There are empty seats at my dinner table now, ones that may not be filled again, but I still feel her grace surrounding me. I have risen above the piercing arrow of loss and realize just how small my life would have been without her. I have tried not to let the joy she gave me when she was nearby diminish because she has left me, and however long that may be, it will always have been too long with too many moments lost in time.
We were a family, a mother and daughter and we are still a family, we are all one in this world, each carrying our own losses and heartaches. Her journey with me will never end. There is an empty chair but also a beautiful spirit left in her wake.
I often go over and over in my head the last time I saw her and spoke to her and what I could have done to alter the outcome. It has taken time, meditation, therapy and prayer to get where I am today, knowing that guilt is defined as intent to harm and no mother has the intent to harm her child. To leave was her choice, to give her life was mine, I was the instrument in her journey here. My grandchildren may not know me but their heart beats because of me. The reality is this is not about me wanting her to stay but honoring her choice to decide to leave and her choice to not give her children a part of me. She is their mother. I am not.
I have learned from these challenges, disturbing and painful, these losses that never occurred even in my wildest dreams. The dark hollow in my chest has healed. My pain is no longer a prison cell surrounding me so tightly that it literally made it hard to breathe. While I was trying to make sense of it all and wondering if I could go on, something was happening.
The bond I had with her strengthened in its own right.
Some of my children, who I always forgave, accepted, and loved them for their flaws, in the end could not accept mine.
And for some reason I do not understand and also do not give much thought to anymore, two of the three have left little to nothing in my heart and memory.
But standing sentry by my side is her spirit, the one she left behind in my memory. Her spirit surrounds me with a powerful grace. connecting us as if she is still in the womb, as if she is still curled into me as I rock, and rock, and rock her, and make promises I meant with all my heart.
Thirty years ago she came into my life, fast, like a bullet.
Three years ago she left my life, just as quickly, more silently, more painful than any labour.

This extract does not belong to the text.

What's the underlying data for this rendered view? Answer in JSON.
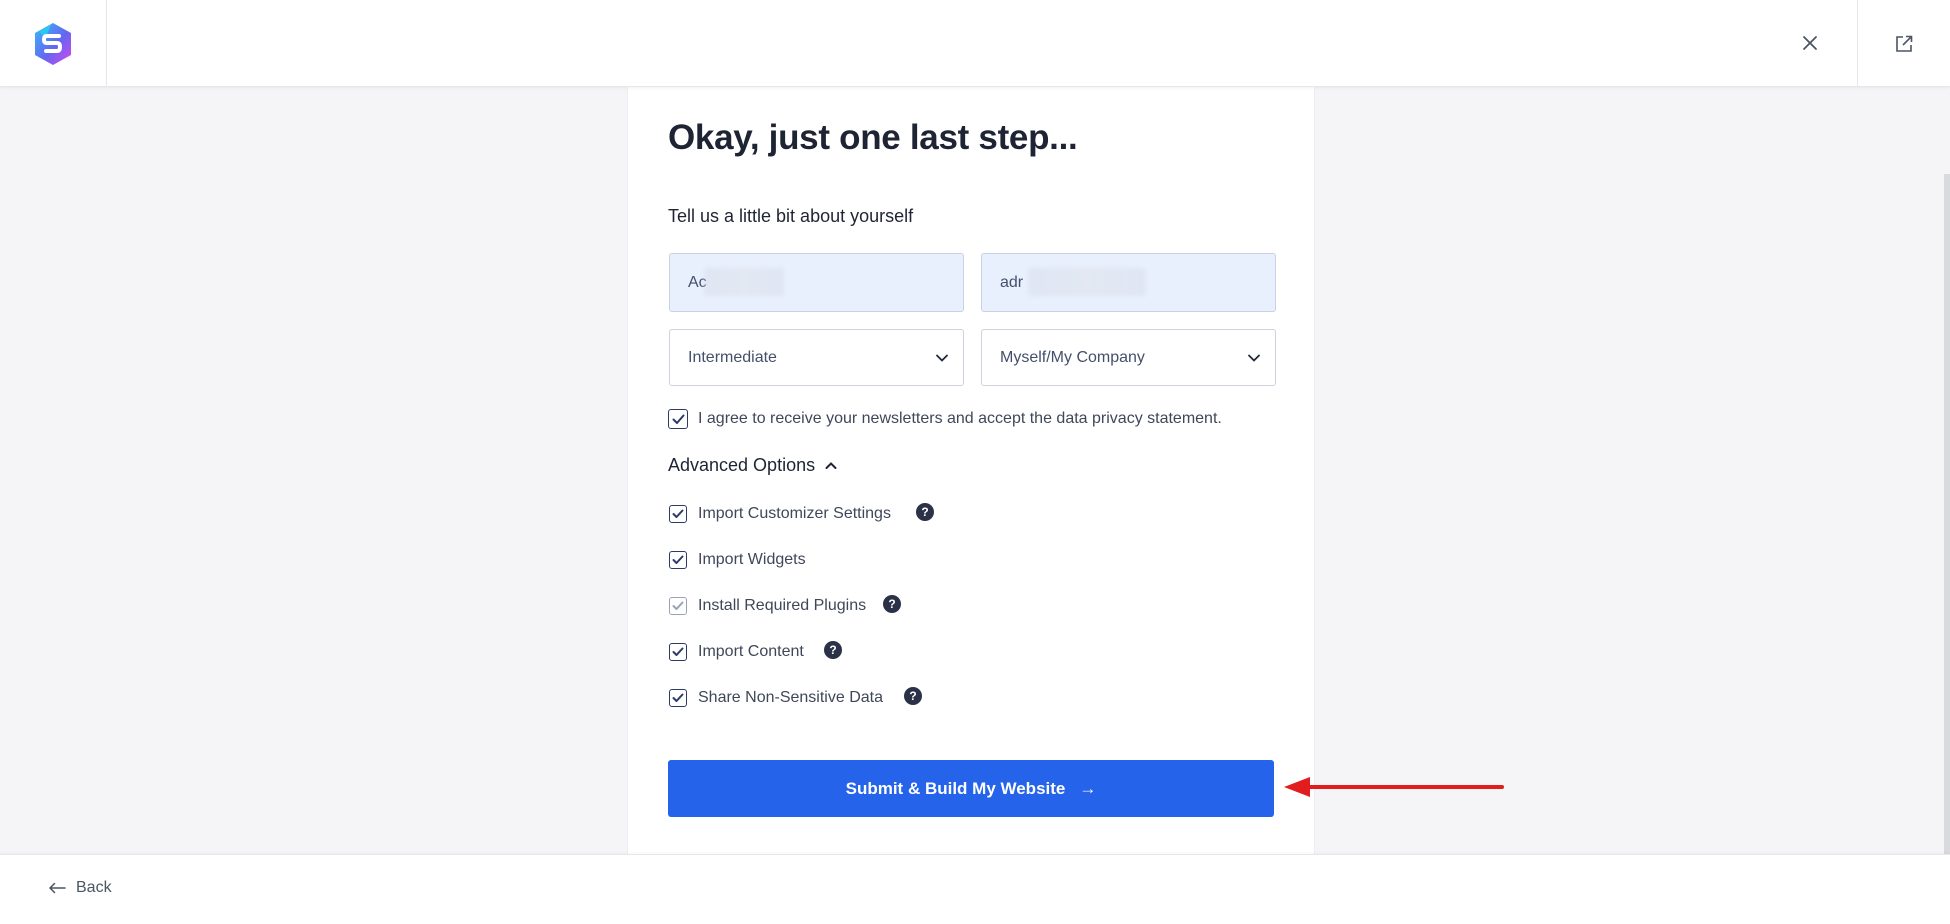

But forever, back on the day she was born and through to the day I die, I will always be her mother in increasingly profound ways.
Even if eternity never sends her home to me.
Until next time, on the road to fabulous.
Sian Erith Thomson